There was an interesting article in The New York Times this week on the fact that research has shown that men grieve differently than women, and that because of this, some men are seeking out all-male bereavement groups in which to find solace after the loss of a loved one.
The loss of a loved one, especially a spouse, can hit a man hard:
“The loss of a spouse often is crushing for men physically as well as psychologically. In a 2001 paper published in The Review of General Psychology, psychologists at the University of Utrecht in the Netherlands confirmed earlier data showing widowers have a higher incidence of mental and physical illness, disabilities, death and suicide than widows do. While women who lose their husbands often speak of feeling abandoned or deserted, widowers tend to experience the loss “as one of dismemberment, as if they had lost something that kept them organized and whole,” Michael Caserta, chairman of the Center for Healthy Aging at the University of Utah, said by e-mail.
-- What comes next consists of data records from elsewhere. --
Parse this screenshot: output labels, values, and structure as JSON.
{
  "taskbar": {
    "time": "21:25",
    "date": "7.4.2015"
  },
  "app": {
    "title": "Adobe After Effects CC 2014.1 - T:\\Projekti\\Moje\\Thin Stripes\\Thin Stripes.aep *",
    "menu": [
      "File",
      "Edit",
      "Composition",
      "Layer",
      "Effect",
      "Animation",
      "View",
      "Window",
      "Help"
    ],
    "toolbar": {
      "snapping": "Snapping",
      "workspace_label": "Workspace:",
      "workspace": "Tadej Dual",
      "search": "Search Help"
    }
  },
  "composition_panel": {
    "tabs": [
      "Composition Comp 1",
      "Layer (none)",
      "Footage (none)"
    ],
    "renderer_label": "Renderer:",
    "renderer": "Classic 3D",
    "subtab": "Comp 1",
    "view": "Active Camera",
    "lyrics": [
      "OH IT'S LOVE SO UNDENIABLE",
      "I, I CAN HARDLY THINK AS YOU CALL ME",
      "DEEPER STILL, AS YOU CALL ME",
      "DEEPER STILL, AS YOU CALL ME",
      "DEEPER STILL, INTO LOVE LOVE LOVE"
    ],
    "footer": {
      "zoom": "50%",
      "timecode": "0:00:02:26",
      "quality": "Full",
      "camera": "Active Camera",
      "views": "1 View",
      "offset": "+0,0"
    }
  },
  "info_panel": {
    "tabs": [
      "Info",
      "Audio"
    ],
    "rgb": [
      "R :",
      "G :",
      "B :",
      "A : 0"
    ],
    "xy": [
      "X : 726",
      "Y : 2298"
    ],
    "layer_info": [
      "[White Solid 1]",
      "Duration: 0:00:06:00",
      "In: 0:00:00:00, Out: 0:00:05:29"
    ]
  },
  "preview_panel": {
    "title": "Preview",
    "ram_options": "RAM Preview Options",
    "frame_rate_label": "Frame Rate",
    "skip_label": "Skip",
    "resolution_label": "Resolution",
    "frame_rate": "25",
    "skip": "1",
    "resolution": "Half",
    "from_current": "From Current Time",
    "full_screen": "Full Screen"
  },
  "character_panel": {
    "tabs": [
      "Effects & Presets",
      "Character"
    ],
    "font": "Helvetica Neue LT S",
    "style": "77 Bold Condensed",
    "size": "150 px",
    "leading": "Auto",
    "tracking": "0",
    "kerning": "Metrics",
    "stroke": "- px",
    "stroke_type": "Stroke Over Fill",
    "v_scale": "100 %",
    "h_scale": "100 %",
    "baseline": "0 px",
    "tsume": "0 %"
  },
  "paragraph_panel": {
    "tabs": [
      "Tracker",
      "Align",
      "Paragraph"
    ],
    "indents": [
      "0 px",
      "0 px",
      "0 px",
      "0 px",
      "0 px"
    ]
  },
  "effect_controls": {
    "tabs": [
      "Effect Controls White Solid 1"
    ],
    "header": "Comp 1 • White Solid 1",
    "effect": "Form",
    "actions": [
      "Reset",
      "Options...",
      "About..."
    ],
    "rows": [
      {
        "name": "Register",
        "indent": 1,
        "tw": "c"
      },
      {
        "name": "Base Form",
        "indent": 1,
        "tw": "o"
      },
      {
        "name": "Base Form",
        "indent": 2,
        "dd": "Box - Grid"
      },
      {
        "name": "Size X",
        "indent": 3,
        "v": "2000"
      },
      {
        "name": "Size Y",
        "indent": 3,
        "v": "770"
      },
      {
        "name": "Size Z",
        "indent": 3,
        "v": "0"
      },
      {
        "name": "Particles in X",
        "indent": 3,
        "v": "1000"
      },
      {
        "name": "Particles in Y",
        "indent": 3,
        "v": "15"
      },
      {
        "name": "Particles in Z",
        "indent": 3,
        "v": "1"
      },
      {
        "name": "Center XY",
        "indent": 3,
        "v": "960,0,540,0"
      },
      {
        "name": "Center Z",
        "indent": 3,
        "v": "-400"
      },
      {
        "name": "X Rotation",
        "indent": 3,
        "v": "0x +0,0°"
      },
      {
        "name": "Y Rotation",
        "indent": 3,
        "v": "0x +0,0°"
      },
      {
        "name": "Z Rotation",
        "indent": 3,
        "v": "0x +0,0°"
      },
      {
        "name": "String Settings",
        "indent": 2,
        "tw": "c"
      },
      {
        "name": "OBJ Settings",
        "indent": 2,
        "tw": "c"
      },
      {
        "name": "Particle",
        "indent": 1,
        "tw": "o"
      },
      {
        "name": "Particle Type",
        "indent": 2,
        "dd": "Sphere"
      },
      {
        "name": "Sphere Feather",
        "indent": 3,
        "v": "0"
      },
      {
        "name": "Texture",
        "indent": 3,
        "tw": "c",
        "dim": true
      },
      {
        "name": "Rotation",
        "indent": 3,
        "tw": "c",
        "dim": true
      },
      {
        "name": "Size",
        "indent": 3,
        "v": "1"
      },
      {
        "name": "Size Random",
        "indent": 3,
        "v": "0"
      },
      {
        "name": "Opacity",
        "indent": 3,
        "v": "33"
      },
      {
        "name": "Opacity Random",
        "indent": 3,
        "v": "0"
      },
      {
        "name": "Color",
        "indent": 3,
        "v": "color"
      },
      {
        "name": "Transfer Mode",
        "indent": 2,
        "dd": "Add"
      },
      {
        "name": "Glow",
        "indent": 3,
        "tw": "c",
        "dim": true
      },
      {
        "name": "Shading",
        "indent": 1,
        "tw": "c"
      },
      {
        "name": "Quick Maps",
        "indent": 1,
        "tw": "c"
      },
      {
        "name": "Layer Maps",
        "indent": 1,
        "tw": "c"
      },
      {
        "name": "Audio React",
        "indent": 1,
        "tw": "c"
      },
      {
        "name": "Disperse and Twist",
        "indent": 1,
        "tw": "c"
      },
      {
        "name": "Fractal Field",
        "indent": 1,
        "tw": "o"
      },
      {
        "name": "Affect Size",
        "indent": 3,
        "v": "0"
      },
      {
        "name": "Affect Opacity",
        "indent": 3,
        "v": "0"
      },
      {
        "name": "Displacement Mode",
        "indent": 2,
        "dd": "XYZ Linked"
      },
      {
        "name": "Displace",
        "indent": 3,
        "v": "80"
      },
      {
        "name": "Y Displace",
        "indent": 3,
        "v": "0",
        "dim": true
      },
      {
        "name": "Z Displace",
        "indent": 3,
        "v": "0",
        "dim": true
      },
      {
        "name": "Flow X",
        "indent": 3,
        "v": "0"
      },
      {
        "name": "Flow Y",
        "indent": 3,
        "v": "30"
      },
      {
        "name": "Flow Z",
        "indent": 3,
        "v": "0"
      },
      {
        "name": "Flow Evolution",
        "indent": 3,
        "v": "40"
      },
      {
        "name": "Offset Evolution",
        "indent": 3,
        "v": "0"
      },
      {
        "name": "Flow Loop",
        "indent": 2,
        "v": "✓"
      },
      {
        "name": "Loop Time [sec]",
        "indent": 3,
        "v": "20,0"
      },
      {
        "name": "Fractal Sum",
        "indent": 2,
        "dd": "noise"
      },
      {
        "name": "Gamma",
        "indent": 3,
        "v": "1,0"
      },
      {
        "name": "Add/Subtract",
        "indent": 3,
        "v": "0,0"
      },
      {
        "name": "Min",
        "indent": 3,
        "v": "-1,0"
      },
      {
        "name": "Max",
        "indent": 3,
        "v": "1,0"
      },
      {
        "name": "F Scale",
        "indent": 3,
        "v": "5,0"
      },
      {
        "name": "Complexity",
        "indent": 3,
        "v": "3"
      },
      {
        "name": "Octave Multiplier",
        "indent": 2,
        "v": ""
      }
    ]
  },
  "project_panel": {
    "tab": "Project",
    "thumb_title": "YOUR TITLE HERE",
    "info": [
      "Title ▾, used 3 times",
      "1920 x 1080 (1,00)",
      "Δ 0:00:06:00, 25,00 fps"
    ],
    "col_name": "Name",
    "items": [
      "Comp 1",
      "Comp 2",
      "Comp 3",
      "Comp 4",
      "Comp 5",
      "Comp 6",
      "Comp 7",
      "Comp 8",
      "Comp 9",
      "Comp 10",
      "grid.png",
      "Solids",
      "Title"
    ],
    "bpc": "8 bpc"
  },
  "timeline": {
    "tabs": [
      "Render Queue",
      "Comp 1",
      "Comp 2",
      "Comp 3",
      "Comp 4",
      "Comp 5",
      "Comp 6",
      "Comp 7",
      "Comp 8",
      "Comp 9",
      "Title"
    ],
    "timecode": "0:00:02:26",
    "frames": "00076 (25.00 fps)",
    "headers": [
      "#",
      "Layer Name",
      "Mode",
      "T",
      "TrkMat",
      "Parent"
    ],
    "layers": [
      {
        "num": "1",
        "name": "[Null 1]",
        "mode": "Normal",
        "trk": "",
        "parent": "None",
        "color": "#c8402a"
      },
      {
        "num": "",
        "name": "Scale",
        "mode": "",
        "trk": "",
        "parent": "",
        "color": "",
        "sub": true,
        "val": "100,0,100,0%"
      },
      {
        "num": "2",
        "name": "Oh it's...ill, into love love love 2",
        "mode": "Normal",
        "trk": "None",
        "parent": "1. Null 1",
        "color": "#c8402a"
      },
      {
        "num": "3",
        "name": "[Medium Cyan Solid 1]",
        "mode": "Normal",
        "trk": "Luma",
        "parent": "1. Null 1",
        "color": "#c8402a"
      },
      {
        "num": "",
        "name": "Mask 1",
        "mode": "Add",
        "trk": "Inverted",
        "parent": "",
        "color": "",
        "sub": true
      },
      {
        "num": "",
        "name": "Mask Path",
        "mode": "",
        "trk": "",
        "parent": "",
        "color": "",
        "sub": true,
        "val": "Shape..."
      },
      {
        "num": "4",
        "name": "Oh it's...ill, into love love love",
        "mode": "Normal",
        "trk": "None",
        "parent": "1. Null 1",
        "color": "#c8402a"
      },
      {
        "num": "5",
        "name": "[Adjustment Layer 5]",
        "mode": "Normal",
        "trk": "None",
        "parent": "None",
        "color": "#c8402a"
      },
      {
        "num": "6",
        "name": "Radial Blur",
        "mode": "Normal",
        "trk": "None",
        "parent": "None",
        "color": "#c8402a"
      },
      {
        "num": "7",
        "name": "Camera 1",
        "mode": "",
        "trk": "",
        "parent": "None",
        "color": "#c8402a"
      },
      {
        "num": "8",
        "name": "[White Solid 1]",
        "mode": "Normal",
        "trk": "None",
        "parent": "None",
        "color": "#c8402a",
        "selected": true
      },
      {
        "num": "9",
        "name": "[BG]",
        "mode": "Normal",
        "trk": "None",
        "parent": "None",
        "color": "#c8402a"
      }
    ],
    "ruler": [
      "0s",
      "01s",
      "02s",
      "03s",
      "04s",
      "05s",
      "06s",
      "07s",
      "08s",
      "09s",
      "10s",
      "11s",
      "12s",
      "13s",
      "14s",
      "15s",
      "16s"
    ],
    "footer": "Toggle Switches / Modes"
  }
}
The Harvard Bereavement Study, a landmark late 1960s investigation of spousal loss, found that widowers experienced the death of a wife as a multifaceted tragedy, a loss of protection, support and comfort that left many at sea. The men in the study relied heavily on their wives to manage their domestic lives, from household chores to raising their children, the researchers noted.”
Men may also have trouble dealing with their grief because until recently, men were expected to follow the cultural expectation of stoically bearing up under pain and not expressing sorrow openly. And they can have trouble with the fact that grief comes and goes in waves; it cannot be fixed and forgotten.
Men generally don’t like to join groups, but some men are trying to get their brethren into bereavement networks so that they can have the support of other men who are dealing with the loss of a loved one.
The article focuses on aging Baby Boomers–it will be interesting to see how men’s grief changes as our culture changes, since the difficulties mentioned above–having wives that manage their lives and not being able to express emotions are seemingly becoming less prevalent- men these days are encouraged to be more emotional and familial responsibilities have become more equal.
Read the whole article: Men in Grief Seek Others Who Mourn as They Do
For more reading on grief, check out these two AoM articles by Brian Burnham: